Component data from apps and pages:

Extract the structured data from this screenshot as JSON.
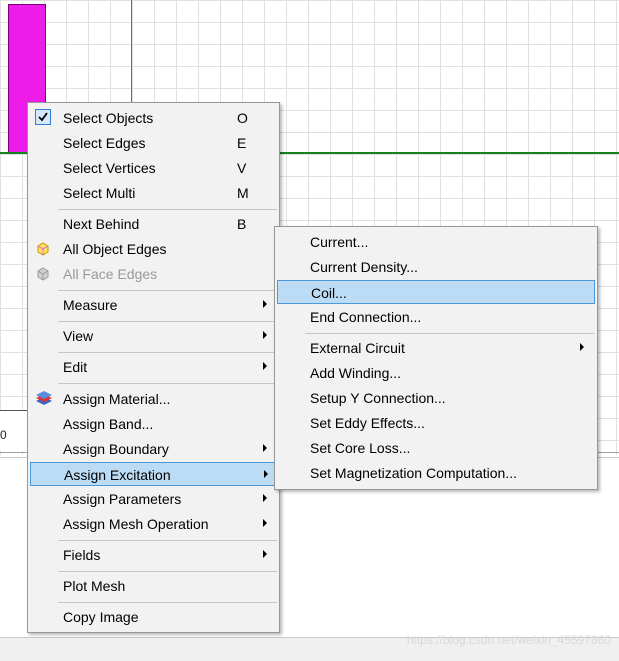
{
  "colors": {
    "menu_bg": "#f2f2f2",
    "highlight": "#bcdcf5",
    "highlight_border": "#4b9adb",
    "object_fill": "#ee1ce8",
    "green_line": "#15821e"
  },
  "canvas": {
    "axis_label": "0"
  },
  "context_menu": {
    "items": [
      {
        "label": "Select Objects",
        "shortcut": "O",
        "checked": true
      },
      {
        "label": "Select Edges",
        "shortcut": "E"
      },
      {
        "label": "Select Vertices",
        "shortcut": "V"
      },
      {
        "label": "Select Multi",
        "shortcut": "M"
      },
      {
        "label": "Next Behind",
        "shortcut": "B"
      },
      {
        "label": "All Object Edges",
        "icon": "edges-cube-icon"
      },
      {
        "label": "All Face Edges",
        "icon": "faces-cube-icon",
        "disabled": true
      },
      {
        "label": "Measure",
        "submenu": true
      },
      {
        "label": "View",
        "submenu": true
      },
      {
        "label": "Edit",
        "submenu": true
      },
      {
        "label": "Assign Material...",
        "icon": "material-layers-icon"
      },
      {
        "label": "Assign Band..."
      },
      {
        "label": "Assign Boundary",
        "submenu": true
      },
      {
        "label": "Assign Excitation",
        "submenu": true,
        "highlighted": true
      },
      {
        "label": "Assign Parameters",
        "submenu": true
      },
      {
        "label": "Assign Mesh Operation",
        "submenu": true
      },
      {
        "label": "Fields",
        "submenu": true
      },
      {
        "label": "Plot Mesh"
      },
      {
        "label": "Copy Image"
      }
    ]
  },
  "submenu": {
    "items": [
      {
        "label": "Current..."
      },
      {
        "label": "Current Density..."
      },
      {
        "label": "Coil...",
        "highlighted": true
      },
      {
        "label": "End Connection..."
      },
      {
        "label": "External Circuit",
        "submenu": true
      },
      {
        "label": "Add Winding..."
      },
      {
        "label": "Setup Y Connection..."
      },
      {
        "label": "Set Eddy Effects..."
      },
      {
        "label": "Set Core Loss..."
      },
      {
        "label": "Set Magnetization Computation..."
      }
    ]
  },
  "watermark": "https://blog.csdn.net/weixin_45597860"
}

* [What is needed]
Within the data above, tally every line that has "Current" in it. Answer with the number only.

* [Finished exercise]
2